§ ASSIGNMENT: Type out the records again, exactly as they are.
--- --- ---
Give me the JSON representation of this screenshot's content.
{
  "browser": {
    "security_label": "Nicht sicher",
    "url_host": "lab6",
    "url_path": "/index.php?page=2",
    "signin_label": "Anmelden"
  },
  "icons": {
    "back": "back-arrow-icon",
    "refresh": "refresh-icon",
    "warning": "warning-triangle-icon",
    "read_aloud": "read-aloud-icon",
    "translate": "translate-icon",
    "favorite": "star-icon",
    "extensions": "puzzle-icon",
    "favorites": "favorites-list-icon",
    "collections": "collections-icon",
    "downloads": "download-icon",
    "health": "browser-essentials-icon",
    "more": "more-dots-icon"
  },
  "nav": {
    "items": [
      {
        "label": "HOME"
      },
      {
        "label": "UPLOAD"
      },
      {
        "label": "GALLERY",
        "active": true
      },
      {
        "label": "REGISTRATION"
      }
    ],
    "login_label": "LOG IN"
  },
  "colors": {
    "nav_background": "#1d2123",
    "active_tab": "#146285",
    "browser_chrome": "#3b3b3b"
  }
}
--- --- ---
§ RESULT:
Give me the JSON representation of this screenshot's content.
{
  "browser": {
    "security_label": "Nicht sicher",
    "url_host": "lab6",
    "url_path": "/index.php?page=2",
    "signin_label": "Anmelden"
  },
  "icons": {
    "back": "back-arrow-icon",
    "refresh": "refresh-icon",
    "warning": "warning-triangle-icon",
    "read_aloud": "read-aloud-icon",
    "translate": "translate-icon",
    "favorite": "star-icon",
    "extensions": "puzzle-icon",
    "favorites": "favorites-list-icon",
    "collections": "collections-icon",
    "downloads": "download-icon",
    "health": "browser-essentials-icon",
    "more": "more-dots-icon"
  },
  "nav": {
    "items": [
      {
        "label": "HOME"
      },
      {
        "label": "UPLOAD"
      },
      {
        "label": "GALLERY",
        "active": true
      },
      {
        "label": "REGISTRATION"
      }
    ],
    "login_label": "LOG IN"
  },
  "colors": {
    "nav_background": "#1d2123",
    "active_tab": "#146285",
    "browser_chrome": "#3b3b3b"
  }
}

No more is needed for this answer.